Eliminating maternal mortality, which is defined as the deaths related to pregnancy, would result in a gain of over a half year in life expectancy worldwide, according to a new study.
Over the twentieth century, women's life expectancy in developed countries increased by 0.5 years due to a near elimination of maternal mortality.
In sub-Saharan African countries, the possible achievable gains from eliminating maternal mortality fluctuate between 0.24 and 1.47 years, or 6 percent and 44 percent of potential gains.
"This gain in life expectancy may seem a small increase at a first glance, but the added survival time takes place during the most productive ages of human life and carries with it non-trivial socio-economic implications for families, workforces, and communities," lead author Vladimir Canudas-Romo, said.
The study focuses on women's Reproductive-Age Life Expectancy, which covers the ages of 15 to 49.
While maternal deaths are a rare event, eliminating them yields important benefits, including a significant increase to what many consider the most productive ages of human life.

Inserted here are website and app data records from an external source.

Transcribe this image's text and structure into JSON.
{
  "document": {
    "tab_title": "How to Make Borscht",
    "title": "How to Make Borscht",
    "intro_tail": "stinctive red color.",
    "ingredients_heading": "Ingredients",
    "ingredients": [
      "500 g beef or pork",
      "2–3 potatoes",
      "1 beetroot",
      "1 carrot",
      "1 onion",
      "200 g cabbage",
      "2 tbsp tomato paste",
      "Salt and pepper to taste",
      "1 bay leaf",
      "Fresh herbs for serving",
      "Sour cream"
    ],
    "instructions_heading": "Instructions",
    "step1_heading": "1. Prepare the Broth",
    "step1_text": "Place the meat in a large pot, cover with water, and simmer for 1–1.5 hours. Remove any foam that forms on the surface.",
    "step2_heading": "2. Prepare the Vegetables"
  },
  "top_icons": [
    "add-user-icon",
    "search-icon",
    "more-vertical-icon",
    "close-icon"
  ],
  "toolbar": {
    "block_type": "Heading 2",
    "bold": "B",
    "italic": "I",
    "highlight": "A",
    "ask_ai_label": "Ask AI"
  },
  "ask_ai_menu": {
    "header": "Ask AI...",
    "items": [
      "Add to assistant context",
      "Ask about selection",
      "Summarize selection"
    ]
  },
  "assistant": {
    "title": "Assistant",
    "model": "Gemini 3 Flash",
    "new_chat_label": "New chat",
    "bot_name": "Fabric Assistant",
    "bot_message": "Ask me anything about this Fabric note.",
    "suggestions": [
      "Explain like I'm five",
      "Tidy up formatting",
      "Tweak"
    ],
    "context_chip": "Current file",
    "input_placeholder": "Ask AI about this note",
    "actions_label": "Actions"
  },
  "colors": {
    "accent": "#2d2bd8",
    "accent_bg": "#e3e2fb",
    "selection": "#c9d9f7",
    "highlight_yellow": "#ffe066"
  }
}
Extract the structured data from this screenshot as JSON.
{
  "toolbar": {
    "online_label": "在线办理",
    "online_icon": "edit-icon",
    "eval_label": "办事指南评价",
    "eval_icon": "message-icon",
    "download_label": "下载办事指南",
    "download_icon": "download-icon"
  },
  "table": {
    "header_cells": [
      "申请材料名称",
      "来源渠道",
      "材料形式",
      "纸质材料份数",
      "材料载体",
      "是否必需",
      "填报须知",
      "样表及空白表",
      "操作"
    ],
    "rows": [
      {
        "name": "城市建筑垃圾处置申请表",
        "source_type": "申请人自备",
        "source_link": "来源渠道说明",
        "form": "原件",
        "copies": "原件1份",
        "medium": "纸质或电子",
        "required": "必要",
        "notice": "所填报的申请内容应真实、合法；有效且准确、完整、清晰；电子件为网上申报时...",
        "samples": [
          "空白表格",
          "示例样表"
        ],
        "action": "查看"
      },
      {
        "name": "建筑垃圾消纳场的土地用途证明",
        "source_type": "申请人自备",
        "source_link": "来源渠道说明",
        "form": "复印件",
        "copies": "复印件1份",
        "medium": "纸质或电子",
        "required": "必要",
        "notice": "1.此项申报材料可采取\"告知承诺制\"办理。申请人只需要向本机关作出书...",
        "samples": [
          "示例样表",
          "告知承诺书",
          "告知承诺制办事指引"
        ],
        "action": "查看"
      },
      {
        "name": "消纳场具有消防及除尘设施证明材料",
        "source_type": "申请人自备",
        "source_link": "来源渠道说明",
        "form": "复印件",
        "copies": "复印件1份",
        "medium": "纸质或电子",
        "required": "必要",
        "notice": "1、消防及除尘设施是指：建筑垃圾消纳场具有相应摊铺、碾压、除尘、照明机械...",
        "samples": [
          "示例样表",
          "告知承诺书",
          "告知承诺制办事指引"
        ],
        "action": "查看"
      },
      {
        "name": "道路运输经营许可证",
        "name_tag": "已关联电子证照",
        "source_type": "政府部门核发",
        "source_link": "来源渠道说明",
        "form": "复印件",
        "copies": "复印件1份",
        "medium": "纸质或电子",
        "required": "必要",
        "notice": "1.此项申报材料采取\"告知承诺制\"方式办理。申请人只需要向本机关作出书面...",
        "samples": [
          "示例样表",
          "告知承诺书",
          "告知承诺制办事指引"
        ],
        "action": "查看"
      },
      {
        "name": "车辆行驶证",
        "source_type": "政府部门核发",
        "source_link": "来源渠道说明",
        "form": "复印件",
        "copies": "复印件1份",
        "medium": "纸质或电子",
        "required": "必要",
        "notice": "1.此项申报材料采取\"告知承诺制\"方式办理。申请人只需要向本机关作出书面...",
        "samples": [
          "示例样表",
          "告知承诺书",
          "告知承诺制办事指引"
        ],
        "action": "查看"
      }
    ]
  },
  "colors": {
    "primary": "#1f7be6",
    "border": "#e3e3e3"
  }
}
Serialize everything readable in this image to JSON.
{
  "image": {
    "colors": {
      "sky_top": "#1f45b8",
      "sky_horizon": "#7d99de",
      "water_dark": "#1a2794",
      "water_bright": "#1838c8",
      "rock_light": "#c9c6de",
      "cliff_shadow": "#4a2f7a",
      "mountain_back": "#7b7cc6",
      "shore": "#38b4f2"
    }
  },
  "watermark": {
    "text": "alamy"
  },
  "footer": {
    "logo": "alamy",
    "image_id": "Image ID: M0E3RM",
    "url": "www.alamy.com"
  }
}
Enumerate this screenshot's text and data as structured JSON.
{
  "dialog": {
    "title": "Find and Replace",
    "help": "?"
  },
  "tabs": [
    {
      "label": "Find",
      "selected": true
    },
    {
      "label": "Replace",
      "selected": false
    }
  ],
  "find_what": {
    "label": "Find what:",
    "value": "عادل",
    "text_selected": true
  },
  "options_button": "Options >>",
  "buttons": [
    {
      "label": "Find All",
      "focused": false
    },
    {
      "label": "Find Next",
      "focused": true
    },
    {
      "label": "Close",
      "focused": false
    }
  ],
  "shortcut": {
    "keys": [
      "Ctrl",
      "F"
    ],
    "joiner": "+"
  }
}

This would be a bonus to continuing along the trajectory of Millennium Development Goal 5, a reduction in maternal mortality of 75 percent by 2015.
The study is published in the journal PLOS ONE.